As longtime readers already know, I’m a big fan of Bruce Schneier, CTO and founder of BT Counterpane. Besides being a cryptographic and computer security authority, cryptographic algorithm creator, and author of many best-selling books on security, Bruce produces some of the most relevant conversations on computer security. I consider his books, his Cryptogram newsletter, and his blog must-reads for anyone in computer security.
Bruce is a guy who pushes us to rethink our currently held paradigms. He lays bare unsubstantiated dogma. I don’t always agree with Bruce. But many of the potent ideas that I disagreed with when he espoused them a half decade ago, I find myself agreeing with years later, ideas like how two-factor authentication won’t stop malicious hackers from stealing gobs of money from the online banking industry, and how the biggest problem with security, in general, is us and our irrational ranking of threats.
I distinctly remember Bruce telling me a decade ago how computer security, with all of its advances, was more than likely going to get worse in the future. This was in the face of increasingly accurate anti-virus programs, improved patch management, and solid improvements in OS security across all platforms. He said this in the days of Windows 95 with almost no security, and today we’ve got User Access Control and security so tight on a Windows system that vendors are frequently complaining. At the time, Bruce was the only voice saying that computer security was going to get worse. And he was right.
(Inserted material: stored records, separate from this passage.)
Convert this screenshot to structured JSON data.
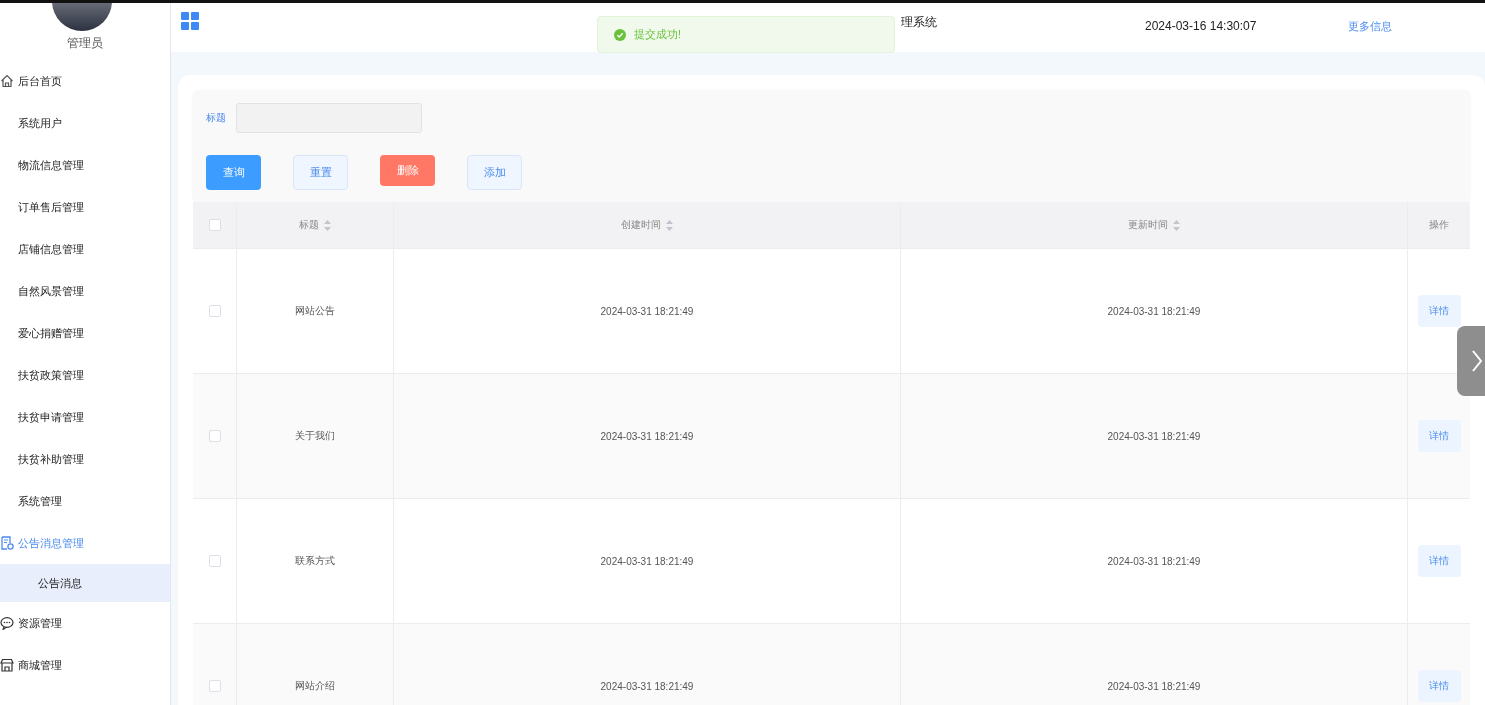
{
  "sidebar": {
    "user": {
      "name": "管理员"
    },
    "items": [
      {
        "label": "后台首页",
        "selected": false
      },
      {
        "label": "系统用户",
        "selected": false
      },
      {
        "label": "物流信息管理",
        "selected": false
      },
      {
        "label": "订单售后管理",
        "selected": false
      },
      {
        "label": "店铺信息管理",
        "selected": false
      },
      {
        "label": "自然风景管理",
        "selected": false
      },
      {
        "label": "爱心捐赠管理",
        "selected": false
      },
      {
        "label": "扶贫政策管理",
        "selected": false
      },
      {
        "label": "扶贫申请管理",
        "selected": false
      },
      {
        "label": "扶贫补助管理",
        "selected": false
      },
      {
        "label": "系统管理",
        "selected": false
      },
      {
        "label": "公告消息管理",
        "selected": true,
        "children": [
          {
            "label": "公告消息",
            "selected": true
          }
        ]
      },
      {
        "label": "资源管理",
        "selected": false
      },
      {
        "label": "商城管理",
        "selected": false
      }
    ]
  },
  "header": {
    "title": "理系统",
    "datetime": "2024-03-16 14:30:07",
    "more_link": "更多信息"
  },
  "toast": {
    "kind": "success",
    "message": "提交成功!"
  },
  "search": {
    "label": "标题"
  },
  "buttons": [
    {
      "label": "查询",
      "kind": "primary"
    },
    {
      "label": "重置",
      "kind": "plain"
    },
    {
      "label": "删除",
      "kind": "danger"
    },
    {
      "label": "添加",
      "kind": "plain"
    }
  ],
  "table": {
    "columns": [
      "标题",
      "创建时间",
      "更新时间",
      "操作"
    ],
    "header_checked": false,
    "rows": [
      {
        "checked": false,
        "title": "网站公告",
        "created": "2024-03-31 18:21:49",
        "updated": "2024-03-31 18:21:49",
        "action": "详情"
      },
      {
        "checked": false,
        "title": "关于我们",
        "created": "2024-03-31 18:21:49",
        "updated": "2024-03-31 18:21:49",
        "action": "详情"
      },
      {
        "checked": false,
        "title": "联系方式",
        "created": "2024-03-31 18:21:49",
        "updated": "2024-03-31 18:21:49",
        "action": "详情"
      },
      {
        "checked": false,
        "title": "网站介绍",
        "created": "2024-03-31 18:21:49",
        "updated": "2024-03-31 18:21:49",
        "action": "详情"
      }
    ]
  }
}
But it’s a decade later now. ISS’ annual report announced that the number of vulnerabilities went down for the first time in a long time, along with the amount of spam. (Interestingly, they also said that 50 percent of reported vulnerabilities could not be fixed by a patch.) The latest evolving security technologies (such as IPv6, IPSec, Network Access Protection/Network Access Control, anti-malware software, and so on) are promising. End-user education is higher than it’s ever been. Many professional entities and governments are requiring baseline security compliance. My friends only send me half the hoax virus warning messages now that I used to receive.
So, I asked Bruce the same question again, “Will computer security get better or worse over the next decade?”
Here’s his response:
"Computer security is not likely to improve in the near future because of two reasons. One, bad guys are getting better at attacking us. And two, we’re not getting better at defending ourselves.
The overarching reason for both of these trends is complexity. Complexity is the worst enemy of security; as a system gets more complex, it gets less secure. There are several reasons for this, which I explained in an essay from 2000. And the Internet is the most complex machine mankind has ever built. We barely understand how it works, let alone how to secure it.